• _Record excerpts_:
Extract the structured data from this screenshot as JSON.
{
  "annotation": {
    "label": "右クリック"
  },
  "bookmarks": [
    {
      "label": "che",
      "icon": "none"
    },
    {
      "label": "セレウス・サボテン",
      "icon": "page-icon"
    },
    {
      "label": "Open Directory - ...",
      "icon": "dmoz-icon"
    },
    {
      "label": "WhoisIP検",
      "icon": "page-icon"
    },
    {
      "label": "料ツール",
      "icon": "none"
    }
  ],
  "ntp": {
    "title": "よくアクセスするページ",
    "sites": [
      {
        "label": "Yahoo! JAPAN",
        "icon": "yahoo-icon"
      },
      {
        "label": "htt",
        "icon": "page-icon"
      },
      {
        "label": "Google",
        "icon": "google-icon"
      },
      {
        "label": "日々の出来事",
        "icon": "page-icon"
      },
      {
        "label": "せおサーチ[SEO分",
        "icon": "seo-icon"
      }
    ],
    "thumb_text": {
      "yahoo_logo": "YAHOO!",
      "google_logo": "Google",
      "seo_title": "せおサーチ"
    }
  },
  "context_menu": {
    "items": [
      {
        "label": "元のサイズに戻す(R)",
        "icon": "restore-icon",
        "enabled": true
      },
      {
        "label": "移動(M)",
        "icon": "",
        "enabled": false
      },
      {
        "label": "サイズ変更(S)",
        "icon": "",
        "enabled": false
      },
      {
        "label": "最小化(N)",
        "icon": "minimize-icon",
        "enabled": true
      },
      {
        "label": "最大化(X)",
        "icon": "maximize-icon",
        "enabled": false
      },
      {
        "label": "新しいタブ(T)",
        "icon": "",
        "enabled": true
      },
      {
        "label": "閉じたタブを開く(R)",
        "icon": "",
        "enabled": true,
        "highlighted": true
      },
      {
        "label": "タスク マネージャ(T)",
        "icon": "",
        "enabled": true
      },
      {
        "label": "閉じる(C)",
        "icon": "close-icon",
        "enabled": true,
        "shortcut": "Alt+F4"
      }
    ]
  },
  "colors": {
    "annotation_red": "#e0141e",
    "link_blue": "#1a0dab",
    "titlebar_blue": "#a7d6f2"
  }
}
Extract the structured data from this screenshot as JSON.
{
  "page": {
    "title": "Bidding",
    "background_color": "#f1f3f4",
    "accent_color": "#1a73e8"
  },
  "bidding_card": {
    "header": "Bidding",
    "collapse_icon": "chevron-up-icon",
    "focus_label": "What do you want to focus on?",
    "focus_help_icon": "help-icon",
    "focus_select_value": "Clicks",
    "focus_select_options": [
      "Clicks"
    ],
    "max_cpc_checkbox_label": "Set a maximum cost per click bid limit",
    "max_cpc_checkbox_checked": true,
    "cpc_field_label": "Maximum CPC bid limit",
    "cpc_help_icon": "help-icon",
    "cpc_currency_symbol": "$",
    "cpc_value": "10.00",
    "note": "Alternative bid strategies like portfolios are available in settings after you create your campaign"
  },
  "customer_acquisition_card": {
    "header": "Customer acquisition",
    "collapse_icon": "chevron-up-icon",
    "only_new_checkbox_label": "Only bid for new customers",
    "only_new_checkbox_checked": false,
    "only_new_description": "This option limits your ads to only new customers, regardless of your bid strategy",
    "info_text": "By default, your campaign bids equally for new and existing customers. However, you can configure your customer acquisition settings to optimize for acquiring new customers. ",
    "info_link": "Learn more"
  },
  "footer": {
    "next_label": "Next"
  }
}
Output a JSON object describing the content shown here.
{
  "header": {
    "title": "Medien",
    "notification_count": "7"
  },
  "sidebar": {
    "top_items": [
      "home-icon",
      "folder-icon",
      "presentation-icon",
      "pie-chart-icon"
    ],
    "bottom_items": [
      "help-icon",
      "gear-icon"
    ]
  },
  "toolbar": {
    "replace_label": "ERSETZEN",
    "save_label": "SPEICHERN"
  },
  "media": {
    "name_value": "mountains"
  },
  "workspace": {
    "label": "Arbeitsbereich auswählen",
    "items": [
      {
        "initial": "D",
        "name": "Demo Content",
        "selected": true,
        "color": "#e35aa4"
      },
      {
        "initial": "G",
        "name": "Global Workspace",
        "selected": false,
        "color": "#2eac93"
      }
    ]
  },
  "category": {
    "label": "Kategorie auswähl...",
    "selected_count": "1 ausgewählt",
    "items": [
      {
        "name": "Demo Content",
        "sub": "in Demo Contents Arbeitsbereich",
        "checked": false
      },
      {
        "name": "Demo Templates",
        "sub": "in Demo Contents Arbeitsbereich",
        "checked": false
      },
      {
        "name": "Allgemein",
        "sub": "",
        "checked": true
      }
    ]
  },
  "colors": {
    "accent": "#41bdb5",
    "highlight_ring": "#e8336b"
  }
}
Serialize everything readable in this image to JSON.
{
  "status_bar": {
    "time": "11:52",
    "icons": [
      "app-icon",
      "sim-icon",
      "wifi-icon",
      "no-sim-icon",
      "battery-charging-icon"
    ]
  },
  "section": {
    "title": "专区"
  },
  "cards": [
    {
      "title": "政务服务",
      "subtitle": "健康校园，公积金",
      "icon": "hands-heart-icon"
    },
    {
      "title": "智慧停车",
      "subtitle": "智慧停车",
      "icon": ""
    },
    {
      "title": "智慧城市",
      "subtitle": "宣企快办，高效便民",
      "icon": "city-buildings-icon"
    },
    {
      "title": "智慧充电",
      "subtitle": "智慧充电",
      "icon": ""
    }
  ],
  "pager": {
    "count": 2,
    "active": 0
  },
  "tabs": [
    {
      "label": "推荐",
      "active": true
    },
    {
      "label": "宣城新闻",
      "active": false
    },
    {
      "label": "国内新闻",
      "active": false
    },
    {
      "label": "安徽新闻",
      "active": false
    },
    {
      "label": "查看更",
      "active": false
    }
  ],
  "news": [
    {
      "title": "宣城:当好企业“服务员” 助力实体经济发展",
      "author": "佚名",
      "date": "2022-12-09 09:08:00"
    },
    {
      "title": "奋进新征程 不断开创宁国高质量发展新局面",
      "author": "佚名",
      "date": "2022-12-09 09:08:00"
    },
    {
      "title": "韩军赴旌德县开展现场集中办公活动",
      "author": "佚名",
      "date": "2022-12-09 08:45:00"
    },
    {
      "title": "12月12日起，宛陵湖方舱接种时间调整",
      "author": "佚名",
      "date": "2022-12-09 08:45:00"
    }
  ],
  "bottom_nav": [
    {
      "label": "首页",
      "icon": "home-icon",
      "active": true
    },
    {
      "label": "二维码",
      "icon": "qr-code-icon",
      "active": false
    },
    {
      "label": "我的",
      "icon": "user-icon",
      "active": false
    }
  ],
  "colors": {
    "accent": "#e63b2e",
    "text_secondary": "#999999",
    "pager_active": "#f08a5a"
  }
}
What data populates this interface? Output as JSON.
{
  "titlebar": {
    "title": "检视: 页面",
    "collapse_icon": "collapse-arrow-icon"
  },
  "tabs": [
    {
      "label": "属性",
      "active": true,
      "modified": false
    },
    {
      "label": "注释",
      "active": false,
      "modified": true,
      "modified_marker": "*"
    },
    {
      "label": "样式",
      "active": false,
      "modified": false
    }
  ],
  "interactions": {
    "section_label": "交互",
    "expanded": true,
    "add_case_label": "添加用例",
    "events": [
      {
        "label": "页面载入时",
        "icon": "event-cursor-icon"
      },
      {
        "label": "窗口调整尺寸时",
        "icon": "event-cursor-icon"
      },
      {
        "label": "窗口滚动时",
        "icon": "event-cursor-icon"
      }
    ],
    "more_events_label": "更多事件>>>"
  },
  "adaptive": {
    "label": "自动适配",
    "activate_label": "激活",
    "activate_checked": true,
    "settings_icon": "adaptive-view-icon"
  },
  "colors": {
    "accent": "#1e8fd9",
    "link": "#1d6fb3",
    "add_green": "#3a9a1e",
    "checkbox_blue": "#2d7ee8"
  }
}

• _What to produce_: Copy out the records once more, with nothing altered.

• _Response_:
Extract the structured data from this screenshot as JSON.
{
  "annotation": {
    "label": "右クリック"
  },
  "bookmarks": [
    {
      "label": "che",
      "icon": "none"
    },
    {
      "label": "セレウス・サボテン",
      "icon": "page-icon"
    },
    {
      "label": "Open Directory - ...",
      "icon": "dmoz-icon"
    },
    {
      "label": "WhoisIP検",
      "icon": "page-icon"
    },
    {
      "label": "料ツール",
      "icon": "none"
    }
  ],
  "ntp": {
    "title": "よくアクセスするページ",
    "sites": [
      {
        "label": "Yahoo! JAPAN",
        "icon": "yahoo-icon"
      },
      {
        "label": "htt",
        "icon": "page-icon"
      },
      {
        "label": "Google",
        "icon": "google-icon"
      },
      {
        "label": "日々の出来事",
        "icon": "page-icon"
      },
      {
        "label": "せおサーチ[SEO分",
        "icon": "seo-icon"
      }
    ],
    "thumb_text": {
      "yahoo_logo": "YAHOO!",
      "google_logo": "Google",
      "seo_title": "せおサーチ"
    }
  },
  "context_menu": {
    "items": [
      {
        "label": "元のサイズに戻す(R)",
        "icon": "restore-icon",
        "enabled": true
      },
      {
        "label": "移動(M)",
        "icon": "",
        "enabled": false
      },
      {
        "label": "サイズ変更(S)",
        "icon": "",
        "enabled": false
      },
      {
        "label": "最小化(N)",
        "icon": "minimize-icon",
        "enabled": true
      },
      {
        "label": "最大化(X)",
        "icon": "maximize-icon",
        "enabled": false
      },
      {
        "label": "新しいタブ(T)",
        "icon": "",
        "enabled": true
      },
      {
        "label": "閉じたタブを開く(R)",
        "icon": "",
        "enabled": true,
        "highlighted": true
      },
      {
        "label": "タスク マネージャ(T)",
        "icon": "",
        "enabled": true
      },
      {
        "label": "閉じる(C)",
        "icon": "close-icon",
        "enabled": true,
        "shortcut": "Alt+F4"
      }
    ]
  },
  "colors": {
    "annotation_red": "#e0141e",
    "link_blue": "#1a0dab",
    "titlebar_blue": "#a7d6f2"
  }
}
Extract the structured data from this screenshot as JSON.
{
  "page": {
    "title": "Bidding",
    "background_color": "#f1f3f4",
    "accent_color": "#1a73e8"
  },
  "bidding_card": {
    "header": "Bidding",
    "collapse_icon": "chevron-up-icon",
    "focus_label": "What do you want to focus on?",
    "focus_help_icon": "help-icon",
    "focus_select_value": "Clicks",
    "focus_select_options": [
      "Clicks"
    ],
    "max_cpc_checkbox_label": "Set a maximum cost per click bid limit",
    "max_cpc_checkbox_checked": true,
    "cpc_field_label": "Maximum CPC bid limit",
    "cpc_help_icon": "help-icon",
    "cpc_currency_symbol": "$",
    "cpc_value": "10.00",
    "note": "Alternative bid strategies like portfolios are available in settings after you create your campaign"
  },
  "customer_acquisition_card": {
    "header": "Customer acquisition",
    "collapse_icon": "chevron-up-icon",
    "only_new_checkbox_label": "Only bid for new customers",
    "only_new_checkbox_checked": false,
    "only_new_description": "This option limits your ads to only new customers, regardless of your bid strategy",
    "info_text": "By default, your campaign bids equally for new and existing customers. However, you can configure your customer acquisition settings to optimize for acquiring new customers. ",
    "info_link": "Learn more"
  },
  "footer": {
    "next_label": "Next"
  }
}
Output a JSON object describing the content shown here.
{
  "header": {
    "title": "Medien",
    "notification_count": "7"
  },
  "sidebar": {
    "top_items": [
      "home-icon",
      "folder-icon",
      "presentation-icon",
      "pie-chart-icon"
    ],
    "bottom_items": [
      "help-icon",
      "gear-icon"
    ]
  },
  "toolbar": {
    "replace_label": "ERSETZEN",
    "save_label": "SPEICHERN"
  },
  "media": {
    "name_value": "mountains"
  },
  "workspace": {
    "label": "Arbeitsbereich auswählen",
    "items": [
      {
        "initial": "D",
        "name": "Demo Content",
        "selected": true,
        "color": "#e35aa4"
      },
      {
        "initial": "G",
        "name": "Global Workspace",
        "selected": false,
        "color": "#2eac93"
      }
    ]
  },
  "category": {
    "label": "Kategorie auswähl...",
    "selected_count": "1 ausgewählt",
    "items": [
      {
        "name": "Demo Content",
        "sub": "in Demo Contents Arbeitsbereich",
        "checked": false
      },
      {
        "name": "Demo Templates",
        "sub": "in Demo Contents Arbeitsbereich",
        "checked": false
      },
      {
        "name": "Allgemein",
        "sub": "",
        "checked": true
      }
    ]
  },
  "colors": {
    "accent": "#41bdb5",
    "highlight_ring": "#e8336b"
  }
}
Serialize everything readable in this image to JSON.
{
  "status_bar": {
    "time": "11:52",
    "icons": [
      "app-icon",
      "sim-icon",
      "wifi-icon",
      "no-sim-icon",
      "battery-charging-icon"
    ]
  },
  "section": {
    "title": "专区"
  },
  "cards": [
    {
      "title": "政务服务",
      "subtitle": "健康校园，公积金",
      "icon": "hands-heart-icon"
    },
    {
      "title": "智慧停车",
      "subtitle": "智慧停车",
      "icon": ""
    },
    {
      "title": "智慧城市",
      "subtitle": "宣企快办，高效便民",
      "icon": "city-buildings-icon"
    },
    {
      "title": "智慧充电",
      "subtitle": "智慧充电",
      "icon": ""
    }
  ],
  "pager": {
    "count": 2,
    "active": 0
  },
  "tabs": [
    {
      "label": "推荐",
      "active": true
    },
    {
      "label": "宣城新闻",
      "active": false
    },
    {
      "label": "国内新闻",
      "active": false
    },
    {
      "label": "安徽新闻",
      "active": false
    },
    {
      "label": "查看更",
      "active": false
    }
  ],
  "news": [
    {
      "title": "宣城:当好企业“服务员” 助力实体经济发展",
      "author": "佚名",
      "date": "2022-12-09 09:08:00"
    },
    {
      "title": "奋进新征程 不断开创宁国高质量发展新局面",
      "author": "佚名",
      "date": "2022-12-09 09:08:00"
    },
    {
      "title": "韩军赴旌德县开展现场集中办公活动",
      "author": "佚名",
      "date": "2022-12-09 08:45:00"
    },
    {
      "title": "12月12日起，宛陵湖方舱接种时间调整",
      "author": "佚名",
      "date": "2022-12-09 08:45:00"
    }
  ],
  "bottom_nav": [
    {
      "label": "首页",
      "icon": "home-icon",
      "active": true
    },
    {
      "label": "二维码",
      "icon": "qr-code-icon",
      "active": false
    },
    {
      "label": "我的",
      "icon": "user-icon",
      "active": false
    }
  ],
  "colors": {
    "accent": "#e63b2e",
    "text_secondary": "#999999",
    "pager_active": "#f08a5a"
  }
}
What data populates this interface? Output as JSON.
{
  "titlebar": {
    "title": "检视: 页面",
    "collapse_icon": "collapse-arrow-icon"
  },
  "tabs": [
    {
      "label": "属性",
      "active": true,
      "modified": false
    },
    {
      "label": "注释",
      "active": false,
      "modified": true,
      "modified_marker": "*"
    },
    {
      "label": "样式",
      "active": false,
      "modified": false
    }
  ],
  "interactions": {
    "section_label": "交互",
    "expanded": true,
    "add_case_label": "添加用例",
    "events": [
      {
        "label": "页面载入时",
        "icon": "event-cursor-icon"
      },
      {
        "label": "窗口调整尺寸时",
        "icon": "event-cursor-icon"
      },
      {
        "label": "窗口滚动时",
        "icon": "event-cursor-icon"
      }
    ],
    "more_events_label": "更多事件>>>"
  },
  "adaptive": {
    "label": "自动适配",
    "activate_label": "激活",
    "activate_checked": true,
    "settings_icon": "adaptive-view-icon"
  },
  "colors": {
    "accent": "#1e8fd9",
    "link": "#1d6fb3",
    "add_green": "#3a9a1e",
    "checkbox_blue": "#2d7ee8"
  }
}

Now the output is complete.